There are over 300,000 child soldiers fighting in wars around the world. Most of these child soldiers are adolescents, although many are 8 years old or younger. - Human Rights Watch
A child soldier is a girl or boy under the age of 18 who is forcibly or voluntarily recruited to participate in hostilities by armed forces, paramilitaries or other armed groups. Child soldiers are used as combatants, sexual slaves, messengers or cooks. Forcible recruitment occurs in any place where children gather, including schools and orphanages. The past decade has seen more children under 18 being abducted and recruited to serve in armies, rebel forces and paramilitaries.
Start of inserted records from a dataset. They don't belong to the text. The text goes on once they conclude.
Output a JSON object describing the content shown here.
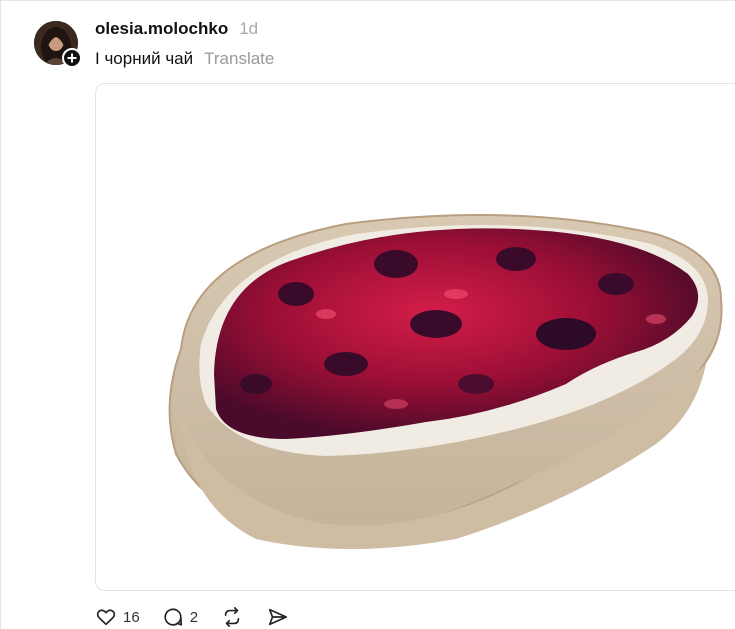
{
  "post": {
    "username": "olesia.molochko",
    "time": "1d",
    "text": "І чорний чай",
    "translate_label": "Translate"
  },
  "actions": {
    "likes": "16",
    "replies": "2"
  },
  "icons": {
    "follow": "plus-icon",
    "like": "heart-icon",
    "reply": "comment-icon",
    "repost": "repost-icon",
    "share": "share-icon"
  },
  "media": {
    "image": "bread-slice-with-berry-jam"
  }
}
- Children are currently being used as soldiers in over 33 on-going or recent conflicts. (Human Rights Watch)
There are numerous cultural, social, economic and political pressures forcing children to join the armed forces in their countries. Children who “volunteer” to participate in conflicts, do so because they feel they have no alternative means of survival. Children also sometimes join armed groups because they are threatened with the destruction of their families if they do not join. In fact, children may be forced to commit atrocities against their own family to ensure that they are stigmatized and unable to return to their community. Most child soldiers come from families too poor to feed themselves. Commanders either abduct forcibly or lure these youth with promises to pay their families for the services provided by the child; however, as conflicts drag on, there are few alternatives to violence for children. Education becomes a luxury rather than a right, and without an education there is little hope for improved economic conditions.
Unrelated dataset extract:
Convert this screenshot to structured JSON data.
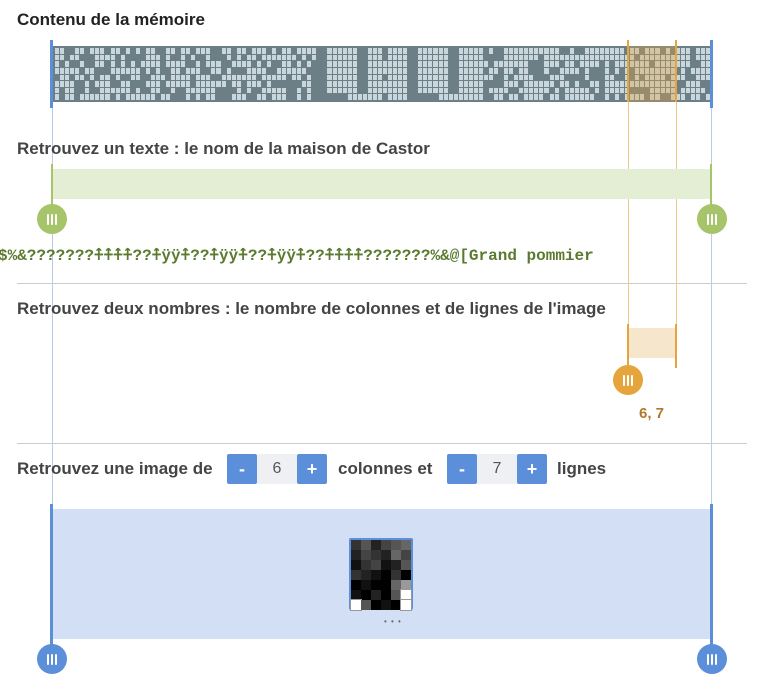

Armed forces take advantage of children because they are impressionable. They argue that children can be desensitized to violence, giving them the ability to commit the most ruthless crimes without inhibition. They also argue that the lives of children are expendable, since child soldiers can easily be replaced by new “recruits” after they are killed or simply grow older. The cheap availability of lightweight, small arms such as guns, has also allowed children to become fighters. Some governments actually legitimize recruiting children by not registering their births: if there is no birth certificate, it is easy to fabricate the age of the recruit as "18" to comply with international guidelines.
An automatic small arm like an M16 which is virtually indestructible and can fire around 40 rounds per minute can be purchased on the global market for about $6 dollars.
Case Study: The Democratic Republic of the Congo
“I regret my time in the army; I would like to say to other children not to join. To those who cause war I have nothing to say because I am too young. If I had power...” his voice trails off here and he looks at the floor, “Everyone is killing people, dying for nothing.”
- Congolese child soldier, as told to Refugees International
Both forced and voluntary recruitment of children is illegal according to Congolese national law and international law. The Congolese Transitional Constitution (2003) prohibits the recruitment of children under age 18 into the armed forces, as well as their participation in hostilities (Article 184). Yet tens of thousands of children are child soldiers in DRC. The UN Secretary-General has identified 10 parties to armed conflict in the DRC that use children in violation of international law.
Child soldiers are still present in all armed groups in DRC, and in some cases represent up to 35 percent of troops being sent to the fight in the front lines.
Former child soldiers face detention, unfair trials and harsh punishments by the government. Even though they may be illegally recruited, some children are in prison and accused of desertion. Children suffer deplorable prison conditions for months on end, with little access to health care or attention paid to their special needs and rights. Some children have faced closed and unfair trails before military courts, without legal representation, and some have been sentenced to death.
Humanitarian groups in the DRC are working to remove children from armed groups. A number of NGOs are helping to rehabilitate child soldiers and reunite them with their families. However, the reintegration of former child soldiers into the society is a difficult process; NGOs often have to appeal to churches, teachers, women's groups to accept them. Wherever possible, NGOs encourage children to return to school, or to learn trades such as fishing or farming.
Want to learn more?
Refugees International - Dying for Nothing: The Voice of a Congolese Child Soldier:
The Online Youth Companion to the Graca Machel Review:
Human Rights Watch - Facts About Child Soldiers:
Human Rights Watch - The Voices of Child Soldiers: